First Blog Assignment

Due: March 1

What you’ll do for this assignment

Write a few paragraphs (about 500 words, but don’t get hung up on numbers) in which you reflect on your learning in the course so far. There isn’t one right way to do this, but however you do it, make sure that you

  1. Look inside yourself. Ask yourself how you’ve changed or grown.
  2. Be concrete. Give specific examples of new knowledge or skills and why they matter to you.
  3. Use your own words. As we discussed the first week of class, generative AI definitely has its uses. Writing this post isn’t one of them. You won’t be evaluated based on things like subject-verb agreement or comma splices. Hopefully that takes some pressure off. You’ll be evaluated on whether you’ve followed these instructions and made a genuine effort to be reflective.
  4. Show care in your writing. Care is different from grammatical correctness or correct punctuation.
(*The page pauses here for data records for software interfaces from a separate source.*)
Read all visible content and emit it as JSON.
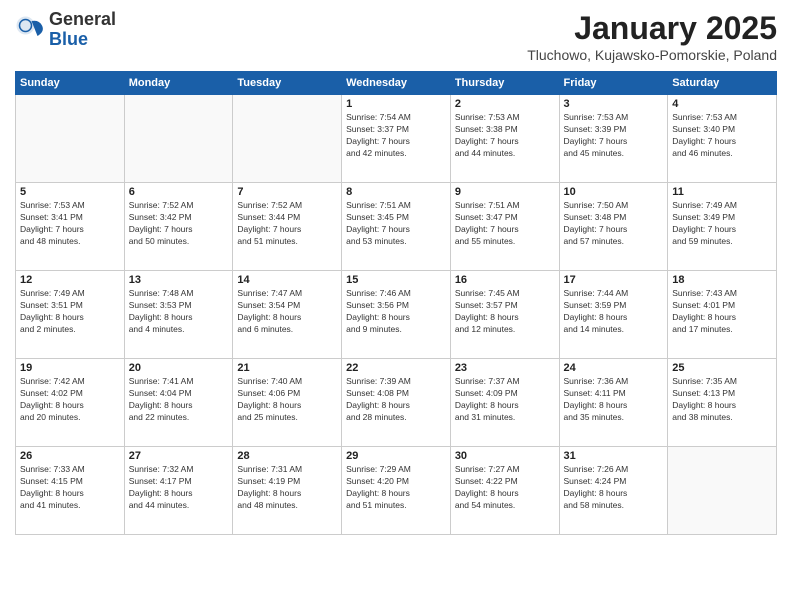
{
  "logo": {
    "general": "General",
    "blue": "Blue"
  },
  "title": "January 2025",
  "subtitle": "Tluchowo, Kujawsko-Pomorskie, Poland",
  "weekdays": [
    "Sunday",
    "Monday",
    "Tuesday",
    "Wednesday",
    "Thursday",
    "Friday",
    "Saturday"
  ],
  "weeks": [
    [
      {
        "day": "",
        "info": ""
      },
      {
        "day": "",
        "info": ""
      },
      {
        "day": "",
        "info": ""
      },
      {
        "day": "1",
        "info": "Sunrise: 7:54 AM\nSunset: 3:37 PM\nDaylight: 7 hours\nand 42 minutes."
      },
      {
        "day": "2",
        "info": "Sunrise: 7:53 AM\nSunset: 3:38 PM\nDaylight: 7 hours\nand 44 minutes."
      },
      {
        "day": "3",
        "info": "Sunrise: 7:53 AM\nSunset: 3:39 PM\nDaylight: 7 hours\nand 45 minutes."
      },
      {
        "day": "4",
        "info": "Sunrise: 7:53 AM\nSunset: 3:40 PM\nDaylight: 7 hours\nand 46 minutes."
      }
    ],
    [
      {
        "day": "5",
        "info": "Sunrise: 7:53 AM\nSunset: 3:41 PM\nDaylight: 7 hours\nand 48 minutes."
      },
      {
        "day": "6",
        "info": "Sunrise: 7:52 AM\nSunset: 3:42 PM\nDaylight: 7 hours\nand 50 minutes."
      },
      {
        "day": "7",
        "info": "Sunrise: 7:52 AM\nSunset: 3:44 PM\nDaylight: 7 hours\nand 51 minutes."
      },
      {
        "day": "8",
        "info": "Sunrise: 7:51 AM\nSunset: 3:45 PM\nDaylight: 7 hours\nand 53 minutes."
      },
      {
        "day": "9",
        "info": "Sunrise: 7:51 AM\nSunset: 3:47 PM\nDaylight: 7 hours\nand 55 minutes."
      },
      {
        "day": "10",
        "info": "Sunrise: 7:50 AM\nSunset: 3:48 PM\nDaylight: 7 hours\nand 57 minutes."
      },
      {
        "day": "11",
        "info": "Sunrise: 7:49 AM\nSunset: 3:49 PM\nDaylight: 7 hours\nand 59 minutes."
      }
    ],
    [
      {
        "day": "12",
        "info": "Sunrise: 7:49 AM\nSunset: 3:51 PM\nDaylight: 8 hours\nand 2 minutes."
      },
      {
        "day": "13",
        "info": "Sunrise: 7:48 AM\nSunset: 3:53 PM\nDaylight: 8 hours\nand 4 minutes."
      },
      {
        "day": "14",
        "info": "Sunrise: 7:47 AM\nSunset: 3:54 PM\nDaylight: 8 hours\nand 6 minutes."
      },
      {
        "day": "15",
        "info": "Sunrise: 7:46 AM\nSunset: 3:56 PM\nDaylight: 8 hours\nand 9 minutes."
      },
      {
        "day": "16",
        "info": "Sunrise: 7:45 AM\nSunset: 3:57 PM\nDaylight: 8 hours\nand 12 minutes."
      },
      {
        "day": "17",
        "info": "Sunrise: 7:44 AM\nSunset: 3:59 PM\nDaylight: 8 hours\nand 14 minutes."
      },
      {
        "day": "18",
        "info": "Sunrise: 7:43 AM\nSunset: 4:01 PM\nDaylight: 8 hours\nand 17 minutes."
      }
    ],
    [
      {
        "day": "19",
        "info": "Sunrise: 7:42 AM\nSunset: 4:02 PM\nDaylight: 8 hours\nand 20 minutes."
      },
      {
        "day": "20",
        "info": "Sunrise: 7:41 AM\nSunset: 4:04 PM\nDaylight: 8 hours\nand 22 minutes."
      },
      {
        "day": "21",
        "info": "Sunrise: 7:40 AM\nSunset: 4:06 PM\nDaylight: 8 hours\nand 25 minutes."
      },
      {
        "day": "22",
        "info": "Sunrise: 7:39 AM\nSunset: 4:08 PM\nDaylight: 8 hours\nand 28 minutes."
      },
      {
        "day": "23",
        "info": "Sunrise: 7:37 AM\nSunset: 4:09 PM\nDaylight: 8 hours\nand 31 minutes."
      },
      {
        "day": "24",
        "info": "Sunrise: 7:36 AM\nSunset: 4:11 PM\nDaylight: 8 hours\nand 35 minutes."
      },
      {
        "day": "25",
        "info": "Sunrise: 7:35 AM\nSunset: 4:13 PM\nDaylight: 8 hours\nand 38 minutes."
      }
    ],
    [
      {
        "day": "26",
        "info": "Sunrise: 7:33 AM\nSunset: 4:15 PM\nDaylight: 8 hours\nand 41 minutes."
      },
      {
        "day": "27",
        "info": "Sunrise: 7:32 AM\nSunset: 4:17 PM\nDaylight: 8 hours\nand 44 minutes."
      },
      {
        "day": "28",
        "info": "Sunrise: 7:31 AM\nSunset: 4:19 PM\nDaylight: 8 hours\nand 48 minutes."
      },
      {
        "day": "29",
        "info": "Sunrise: 7:29 AM\nSunset: 4:20 PM\nDaylight: 8 hours\nand 51 minutes."
      },
      {
        "day": "30",
        "info": "Sunrise: 7:27 AM\nSunset: 4:22 PM\nDaylight: 8 hours\nand 54 minutes."
      },
      {
        "day": "31",
        "info": "Sunrise: 7:26 AM\nSunset: 4:24 PM\nDaylight: 8 hours\nand 58 minutes."
      },
      {
        "day": "",
        "info": ""
      }
    ]
  ]
}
Careful writing reads like time and thought went into it, not like it was tossed together in a hurry. Careful writing doesn’t feel generic. It carries the mark of the writer’s individuality. Sometimes that means it flows less smoothly than writing produced by an algorithm. Individuals have bumps and warts. They take risks. Bumps, warts, and risk-taking make writing enjoyable and interesting to read, because they convey the humanity of the writer.
  5. Remember that your post will appear on a public-facing blog, where anyone in the world who finds it can read it.

There are a couple of things you should be sure not to do:

  1. Don’t mention me by name. This post is about you, not me. Focus on what you’ve learned from the course or how the course has changed you so far, not on anything I’ve done or said or taught.
  2. Don’t write things you think I want to read. Write what’s real. Write honestly. Your post will not be evaluated based on whether you’ve said the “right” thing.

Below are some questions to prompt your thinking. Don’t construct your post by answering these questions one at a time! They’re meant to help you reflect, not to organize your post. You don’t have to answer all of them. Maybe one or two will suggest a theme for you to explore about your learning so far. If so, you can focus on that theme and not worry about questions that aren’t related to it.

  • What are a few important things you know now that you didn’t know before the course began? (Important to you, that is. And why are they important to you?) You don’t have to limit yourself to things we’ve done or discussed in class. Maybe the most important things you’ve learned have been in the books assigned or the course website.
  • What are some connections between computers and the humanities that you see now but hadn’t seen, or hadn’t given much thought to, before?
  • Has what you’ve learned so far affected your confidence or your facility in using your computer? How?
  • Has what you’ve learned made you pay attention to things outside this class that you hadn’t paid much attention to before? (These could be facts/ideas in other classes, things you notice in the news, things you notice on social media, or other things.)
  • Has what you’ve learned so far spilled over into any of your other coursework, reading, or activities? If so, how?
  • What are some things you find yourself wanting to know now or be able to do that you hadn’t much thought about knowing or doing before?

How you’ll do it

  1. Draft your blog post in one of your journal files using Markdown. Use the preview pane in VS Code to make sure everything looks right.
  2. Register an account on the English @ SUNY Geneseo website (if you don’t already have one from another course) and join the group Digital Humanities. (Be sure to follow the instructions for two-factor authentication. Note: You won’t be able to set up 2FA until you’ve joined Digital Humanities.)
  3. When you’re happy with what you’ve written, log into the site, go to the group’s blog, Digital Humanities at Geneseo, click +New in the black ribbon at the top of the site, select Post, and paste your post content from VS Code into the editor there. The editor understands Markdown! Use the Preview button in the post editor to see how your post will look when published.
  4. When you’re ready to submit your post, click Submit for Review.

Put your post title in the title field in the post editor. Don’t repeat your title in the body of your post. Don’t put your name in the post body, either. It will appear automatically once your post is published.

How your post will be evaluated

You can earn up to 15 points for this assignment. In evaluating your post, I’ll be asking myself the questions below. It’s a good idea to ask yourself how you would answer these questions before submitting your post. I’ll send you my answers to these questions together with a brief comment and the number of points you earned.

In your blog post, did you …

  Not really A little bit Somewhat Pretty much Yes!
give concrete examples of skills or knowledge you’ve obtained in the course so far?
explain why the skills or knowledge are important to you?
address yourself to one or more of the assignment questions meant to prompt your thinking?
write authentically, in your own voice, using your own words, about your learning?
write about how the course has changed you (if it has), avoiding any direct mention of me, the instructor?
use care in the composition of your post?
format your post appropriately using Markdown?